Meantime, here’s a comment from one reader who says we have miles to go before we, as a government, can call ourselves smart shoppers. He says a good place to start would be with Congress and the budget process it has broken for political reasons:
“As a retired Contracting Officer Representative (formerly COTR) I was responsible for the acquisition of all things IT. This included mainframe computers, DASD communications devices, labor support and millions upon millions of dollars worth of software support renewal contracts and licenses renewals. I see where the powers that be are planning to get a roomful of bosses together to discuss reform. I have to ask, “Why not get the persons from contracting that actually perform the work in that room?

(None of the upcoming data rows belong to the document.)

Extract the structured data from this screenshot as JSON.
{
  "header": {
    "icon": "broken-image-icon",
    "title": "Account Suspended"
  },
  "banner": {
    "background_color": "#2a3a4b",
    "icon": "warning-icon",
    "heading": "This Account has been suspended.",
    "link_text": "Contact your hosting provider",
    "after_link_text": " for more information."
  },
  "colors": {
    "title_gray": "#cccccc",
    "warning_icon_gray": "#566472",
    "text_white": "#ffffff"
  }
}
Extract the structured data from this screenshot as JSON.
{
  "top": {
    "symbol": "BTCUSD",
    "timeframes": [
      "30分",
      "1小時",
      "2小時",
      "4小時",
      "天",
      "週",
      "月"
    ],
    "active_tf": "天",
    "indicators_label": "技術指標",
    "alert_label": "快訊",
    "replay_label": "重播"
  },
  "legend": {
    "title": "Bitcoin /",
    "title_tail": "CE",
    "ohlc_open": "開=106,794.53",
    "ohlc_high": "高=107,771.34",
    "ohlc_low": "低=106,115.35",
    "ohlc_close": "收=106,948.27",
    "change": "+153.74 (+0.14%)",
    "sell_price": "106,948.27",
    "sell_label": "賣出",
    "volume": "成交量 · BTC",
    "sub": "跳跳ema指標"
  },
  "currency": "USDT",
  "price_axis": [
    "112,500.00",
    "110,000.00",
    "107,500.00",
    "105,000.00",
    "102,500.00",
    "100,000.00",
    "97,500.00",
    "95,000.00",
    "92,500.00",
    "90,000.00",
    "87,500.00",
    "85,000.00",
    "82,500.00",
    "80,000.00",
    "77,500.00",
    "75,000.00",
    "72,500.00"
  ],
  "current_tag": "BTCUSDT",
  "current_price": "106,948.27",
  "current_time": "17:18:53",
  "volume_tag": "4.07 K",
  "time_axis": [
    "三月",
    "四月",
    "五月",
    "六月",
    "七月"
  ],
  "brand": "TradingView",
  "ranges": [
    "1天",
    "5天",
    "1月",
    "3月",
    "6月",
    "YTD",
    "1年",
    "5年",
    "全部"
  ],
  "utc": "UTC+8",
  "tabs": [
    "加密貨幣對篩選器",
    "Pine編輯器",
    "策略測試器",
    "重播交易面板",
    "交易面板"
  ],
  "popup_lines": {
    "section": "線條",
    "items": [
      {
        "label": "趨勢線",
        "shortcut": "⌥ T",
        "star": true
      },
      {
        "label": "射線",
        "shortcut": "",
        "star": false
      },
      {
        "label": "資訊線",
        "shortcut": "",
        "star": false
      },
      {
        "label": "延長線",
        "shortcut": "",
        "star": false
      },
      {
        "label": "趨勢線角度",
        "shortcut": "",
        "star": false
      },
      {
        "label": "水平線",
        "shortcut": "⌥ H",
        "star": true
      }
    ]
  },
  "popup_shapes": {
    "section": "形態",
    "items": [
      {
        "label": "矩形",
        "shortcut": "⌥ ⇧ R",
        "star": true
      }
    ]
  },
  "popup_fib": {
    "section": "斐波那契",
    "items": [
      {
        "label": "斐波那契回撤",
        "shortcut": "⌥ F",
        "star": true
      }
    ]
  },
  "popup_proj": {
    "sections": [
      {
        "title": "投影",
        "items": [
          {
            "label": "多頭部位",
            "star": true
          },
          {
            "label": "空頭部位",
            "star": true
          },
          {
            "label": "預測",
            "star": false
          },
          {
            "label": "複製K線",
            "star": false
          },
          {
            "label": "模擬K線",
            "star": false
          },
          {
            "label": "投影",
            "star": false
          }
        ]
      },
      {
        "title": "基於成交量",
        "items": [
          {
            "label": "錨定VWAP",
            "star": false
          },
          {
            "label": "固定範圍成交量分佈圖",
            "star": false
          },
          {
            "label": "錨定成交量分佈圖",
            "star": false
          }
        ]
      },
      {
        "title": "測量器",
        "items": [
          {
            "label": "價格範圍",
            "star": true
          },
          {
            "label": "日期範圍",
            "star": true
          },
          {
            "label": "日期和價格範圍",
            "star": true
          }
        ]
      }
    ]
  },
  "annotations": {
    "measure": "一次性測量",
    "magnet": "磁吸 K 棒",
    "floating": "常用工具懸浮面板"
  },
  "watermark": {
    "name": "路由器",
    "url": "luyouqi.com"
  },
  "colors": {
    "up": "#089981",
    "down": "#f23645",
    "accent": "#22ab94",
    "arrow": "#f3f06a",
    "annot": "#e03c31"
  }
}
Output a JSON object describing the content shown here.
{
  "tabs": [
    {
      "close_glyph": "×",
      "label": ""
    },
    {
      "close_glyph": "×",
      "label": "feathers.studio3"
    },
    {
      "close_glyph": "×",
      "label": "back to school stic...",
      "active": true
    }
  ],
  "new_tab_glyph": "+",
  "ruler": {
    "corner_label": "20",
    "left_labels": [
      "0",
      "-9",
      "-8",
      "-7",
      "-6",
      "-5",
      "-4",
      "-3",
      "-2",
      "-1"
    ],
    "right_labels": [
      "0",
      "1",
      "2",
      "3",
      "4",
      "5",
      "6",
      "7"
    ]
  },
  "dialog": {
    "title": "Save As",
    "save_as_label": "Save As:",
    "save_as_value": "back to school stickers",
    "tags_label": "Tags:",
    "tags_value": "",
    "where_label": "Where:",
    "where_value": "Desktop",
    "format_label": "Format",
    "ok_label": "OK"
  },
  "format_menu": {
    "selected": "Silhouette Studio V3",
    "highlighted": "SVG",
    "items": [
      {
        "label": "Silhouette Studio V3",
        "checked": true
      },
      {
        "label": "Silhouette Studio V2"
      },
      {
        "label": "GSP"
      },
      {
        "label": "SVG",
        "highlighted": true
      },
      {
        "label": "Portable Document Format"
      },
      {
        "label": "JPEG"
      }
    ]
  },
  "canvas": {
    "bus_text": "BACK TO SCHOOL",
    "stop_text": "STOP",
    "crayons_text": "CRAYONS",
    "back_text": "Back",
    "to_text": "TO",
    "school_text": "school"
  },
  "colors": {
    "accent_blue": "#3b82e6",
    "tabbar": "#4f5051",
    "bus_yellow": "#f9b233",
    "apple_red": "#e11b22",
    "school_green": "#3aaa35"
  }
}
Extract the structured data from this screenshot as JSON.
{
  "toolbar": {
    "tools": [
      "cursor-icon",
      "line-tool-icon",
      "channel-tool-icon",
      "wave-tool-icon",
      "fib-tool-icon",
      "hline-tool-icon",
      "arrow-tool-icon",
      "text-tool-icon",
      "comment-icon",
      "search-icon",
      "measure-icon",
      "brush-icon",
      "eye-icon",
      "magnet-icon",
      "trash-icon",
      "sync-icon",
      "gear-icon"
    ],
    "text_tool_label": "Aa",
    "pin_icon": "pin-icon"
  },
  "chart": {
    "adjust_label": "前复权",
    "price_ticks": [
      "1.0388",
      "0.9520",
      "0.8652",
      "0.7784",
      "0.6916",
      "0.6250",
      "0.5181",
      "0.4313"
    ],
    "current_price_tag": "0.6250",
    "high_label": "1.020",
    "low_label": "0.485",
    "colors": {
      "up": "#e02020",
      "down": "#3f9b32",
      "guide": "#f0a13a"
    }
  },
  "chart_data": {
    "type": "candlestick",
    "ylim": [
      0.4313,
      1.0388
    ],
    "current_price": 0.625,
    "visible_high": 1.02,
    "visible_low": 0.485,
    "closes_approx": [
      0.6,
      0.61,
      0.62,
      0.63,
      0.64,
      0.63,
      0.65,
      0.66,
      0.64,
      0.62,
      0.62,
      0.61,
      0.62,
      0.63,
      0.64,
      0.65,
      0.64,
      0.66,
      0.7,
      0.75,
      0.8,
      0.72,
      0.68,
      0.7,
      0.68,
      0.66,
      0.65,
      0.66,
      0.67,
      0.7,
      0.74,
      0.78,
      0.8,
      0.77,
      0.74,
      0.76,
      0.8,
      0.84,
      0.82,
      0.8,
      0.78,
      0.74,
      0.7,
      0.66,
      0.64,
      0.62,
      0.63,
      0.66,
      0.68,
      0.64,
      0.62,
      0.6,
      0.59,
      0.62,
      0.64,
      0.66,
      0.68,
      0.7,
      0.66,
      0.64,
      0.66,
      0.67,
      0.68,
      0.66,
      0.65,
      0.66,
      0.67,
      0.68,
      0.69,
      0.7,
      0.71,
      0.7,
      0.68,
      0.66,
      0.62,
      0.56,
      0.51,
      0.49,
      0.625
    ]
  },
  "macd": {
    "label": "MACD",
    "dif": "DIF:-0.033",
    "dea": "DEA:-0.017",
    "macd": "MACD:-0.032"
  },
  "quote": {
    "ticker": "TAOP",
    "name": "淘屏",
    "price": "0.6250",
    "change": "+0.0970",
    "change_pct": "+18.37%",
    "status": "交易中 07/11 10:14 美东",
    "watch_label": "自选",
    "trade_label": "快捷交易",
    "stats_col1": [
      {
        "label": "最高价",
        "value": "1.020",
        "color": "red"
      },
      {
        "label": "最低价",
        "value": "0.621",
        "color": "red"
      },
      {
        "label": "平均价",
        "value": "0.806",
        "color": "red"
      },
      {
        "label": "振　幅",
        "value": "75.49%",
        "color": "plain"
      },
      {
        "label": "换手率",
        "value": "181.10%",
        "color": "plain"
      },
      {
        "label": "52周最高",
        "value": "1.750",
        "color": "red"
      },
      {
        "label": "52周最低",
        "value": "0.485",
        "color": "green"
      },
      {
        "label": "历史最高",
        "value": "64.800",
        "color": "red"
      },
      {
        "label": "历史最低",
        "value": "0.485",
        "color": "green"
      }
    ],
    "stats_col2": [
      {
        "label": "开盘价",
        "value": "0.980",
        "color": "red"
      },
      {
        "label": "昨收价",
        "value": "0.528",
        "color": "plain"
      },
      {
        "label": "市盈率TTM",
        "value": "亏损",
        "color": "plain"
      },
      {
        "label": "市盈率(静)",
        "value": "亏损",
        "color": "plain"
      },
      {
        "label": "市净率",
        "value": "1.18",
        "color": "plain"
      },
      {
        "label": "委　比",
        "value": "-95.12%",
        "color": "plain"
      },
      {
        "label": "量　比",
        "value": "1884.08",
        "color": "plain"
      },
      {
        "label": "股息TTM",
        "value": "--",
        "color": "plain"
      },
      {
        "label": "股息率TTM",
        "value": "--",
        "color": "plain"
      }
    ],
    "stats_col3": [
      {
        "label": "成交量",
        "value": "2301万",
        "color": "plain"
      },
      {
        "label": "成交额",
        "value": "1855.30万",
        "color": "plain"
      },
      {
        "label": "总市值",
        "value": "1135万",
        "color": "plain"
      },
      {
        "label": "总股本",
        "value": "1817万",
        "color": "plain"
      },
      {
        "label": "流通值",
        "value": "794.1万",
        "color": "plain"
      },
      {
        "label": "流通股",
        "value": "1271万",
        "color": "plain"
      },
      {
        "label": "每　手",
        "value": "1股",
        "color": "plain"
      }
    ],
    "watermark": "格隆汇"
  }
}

“One way to reform it immediately is for Congress to pass a budget that fully funds agencies for the entire year. I remember when there was shock and dismay about a $700 hammer procurement years ago. Those were the good old days. Continuing resolutions require CORs and Contracting to perform the same tasks four times a year instead of funding a contract once. Nearly the whole process has to be repeated three times after the initial award. Assuming you have GS13s and 14s working these contracts and total the salaried hours spent in repetitious extensions, then add in the salaried hours of Admin staff responsible for the initiating an office’s budget that have to spend hours adjusting and robbing Peter to pay Paul and there becomes a Congress created tax of hundreds and hundreds of thousands of dollars wasted each year because they can’t do the job they are mandated to do. This has gone on for years and is a criminal waste of money. As a retired Fed and tax payer I always resented this waste of my tax dollars. The public has no idea, and they should.” — John
Michael J. Fox was always the first choice to play Marty McFly in the 1985 film “Back to the Future”; however, his workload on the TV show “Family Ties” initially prevented him from taking the role. Actor Eric Stoltz was then cast to play the time-travelling hero. After four weeks of shooting, Director Robert Zemeckis and scriptwriter Bob Gale decided Stoltz wasn’t working out and the actor agreed. Fox joined the project, juggling both his day-time TV job and his night-time movie work on just five hours of sleep.